::: Information given :::

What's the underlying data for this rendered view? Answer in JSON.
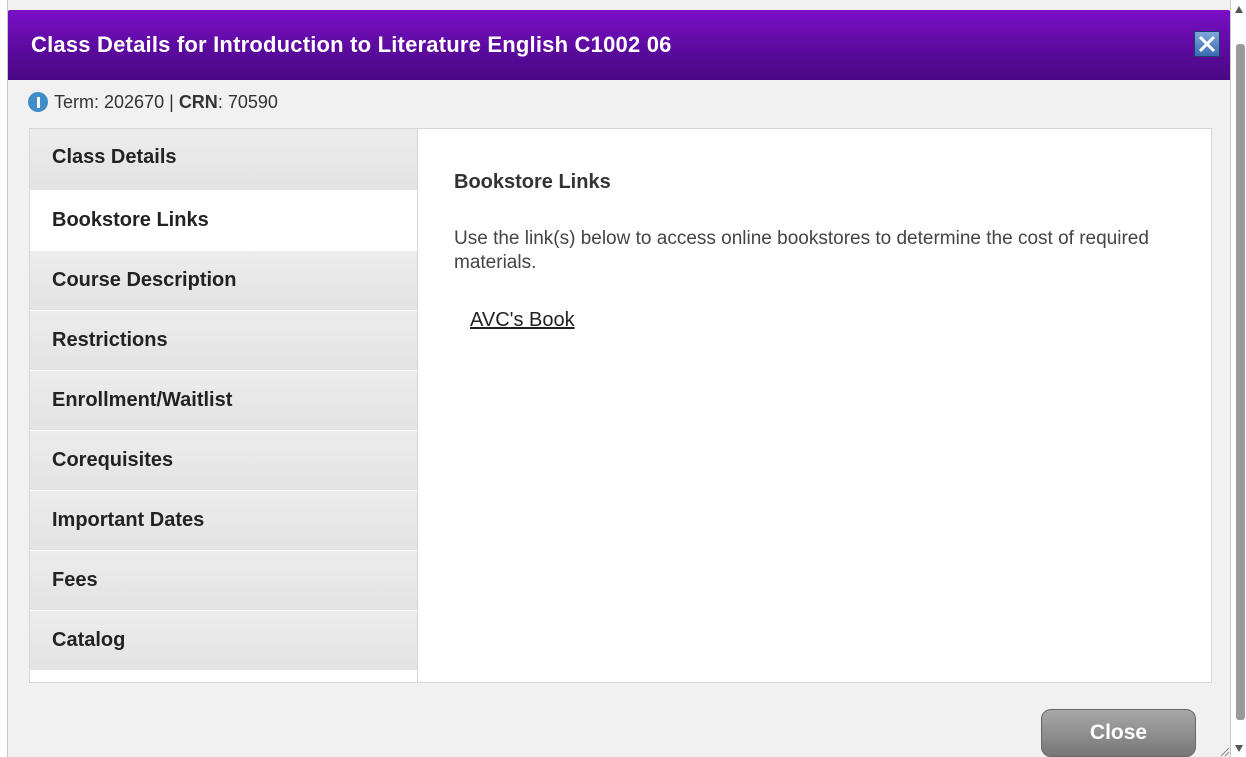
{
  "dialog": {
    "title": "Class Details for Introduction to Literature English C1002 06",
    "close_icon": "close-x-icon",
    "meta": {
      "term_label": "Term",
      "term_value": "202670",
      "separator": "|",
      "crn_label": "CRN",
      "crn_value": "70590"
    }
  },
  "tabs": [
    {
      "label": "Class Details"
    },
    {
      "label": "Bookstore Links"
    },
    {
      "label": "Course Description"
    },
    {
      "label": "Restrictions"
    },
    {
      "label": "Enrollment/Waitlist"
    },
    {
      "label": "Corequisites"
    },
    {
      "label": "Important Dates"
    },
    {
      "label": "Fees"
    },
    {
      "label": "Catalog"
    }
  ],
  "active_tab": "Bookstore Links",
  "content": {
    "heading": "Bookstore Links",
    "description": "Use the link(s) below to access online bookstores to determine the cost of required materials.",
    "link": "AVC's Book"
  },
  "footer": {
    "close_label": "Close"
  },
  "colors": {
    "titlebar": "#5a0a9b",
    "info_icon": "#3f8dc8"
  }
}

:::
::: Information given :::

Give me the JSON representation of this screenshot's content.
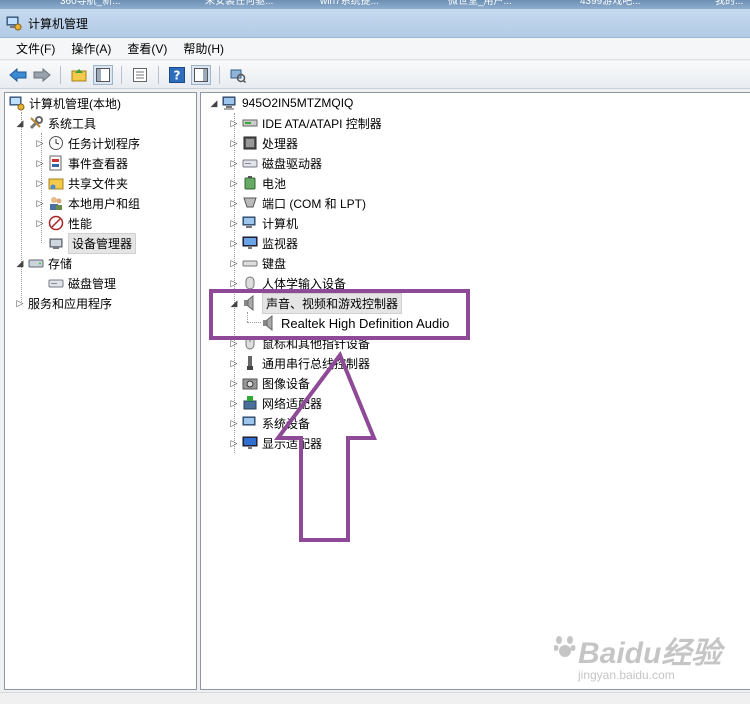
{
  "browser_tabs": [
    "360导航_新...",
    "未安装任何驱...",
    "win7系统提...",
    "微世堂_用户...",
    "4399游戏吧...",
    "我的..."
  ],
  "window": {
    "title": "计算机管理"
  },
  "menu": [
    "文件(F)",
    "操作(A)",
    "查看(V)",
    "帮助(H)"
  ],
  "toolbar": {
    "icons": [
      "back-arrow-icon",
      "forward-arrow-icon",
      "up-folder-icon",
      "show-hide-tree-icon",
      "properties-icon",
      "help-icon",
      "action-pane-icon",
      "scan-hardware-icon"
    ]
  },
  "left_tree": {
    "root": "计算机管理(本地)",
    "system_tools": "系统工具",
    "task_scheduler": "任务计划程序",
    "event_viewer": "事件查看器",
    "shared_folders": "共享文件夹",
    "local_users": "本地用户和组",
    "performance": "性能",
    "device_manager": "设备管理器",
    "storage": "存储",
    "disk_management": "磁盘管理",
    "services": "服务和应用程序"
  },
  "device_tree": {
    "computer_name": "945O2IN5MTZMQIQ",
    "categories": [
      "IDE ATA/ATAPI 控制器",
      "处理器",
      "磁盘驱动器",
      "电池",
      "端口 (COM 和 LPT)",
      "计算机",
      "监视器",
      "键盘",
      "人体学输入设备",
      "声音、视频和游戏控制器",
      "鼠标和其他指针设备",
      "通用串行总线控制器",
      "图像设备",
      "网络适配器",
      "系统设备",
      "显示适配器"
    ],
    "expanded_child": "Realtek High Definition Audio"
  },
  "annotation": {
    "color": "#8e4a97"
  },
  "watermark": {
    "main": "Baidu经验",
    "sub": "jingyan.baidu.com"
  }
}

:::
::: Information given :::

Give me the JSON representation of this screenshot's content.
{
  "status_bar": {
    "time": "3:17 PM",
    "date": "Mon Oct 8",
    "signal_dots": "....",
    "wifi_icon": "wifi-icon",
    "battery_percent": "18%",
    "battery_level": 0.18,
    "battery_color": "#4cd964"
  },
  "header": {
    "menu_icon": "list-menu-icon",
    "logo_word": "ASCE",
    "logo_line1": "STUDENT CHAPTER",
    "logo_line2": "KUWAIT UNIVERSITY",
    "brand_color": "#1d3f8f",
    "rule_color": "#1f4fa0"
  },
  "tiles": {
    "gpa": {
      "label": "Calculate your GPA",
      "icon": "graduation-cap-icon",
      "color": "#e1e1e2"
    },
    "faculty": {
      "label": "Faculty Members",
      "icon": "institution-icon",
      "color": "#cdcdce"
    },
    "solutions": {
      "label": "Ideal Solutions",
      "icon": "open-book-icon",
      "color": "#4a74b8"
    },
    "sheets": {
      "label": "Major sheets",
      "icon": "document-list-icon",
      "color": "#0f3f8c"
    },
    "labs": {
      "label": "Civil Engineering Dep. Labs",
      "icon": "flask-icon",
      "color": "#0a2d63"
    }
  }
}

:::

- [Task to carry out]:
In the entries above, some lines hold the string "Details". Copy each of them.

- [Result below]:
    "title": "Class Details for Introduction to Literature English C1002 06",
      "label": "Class Details"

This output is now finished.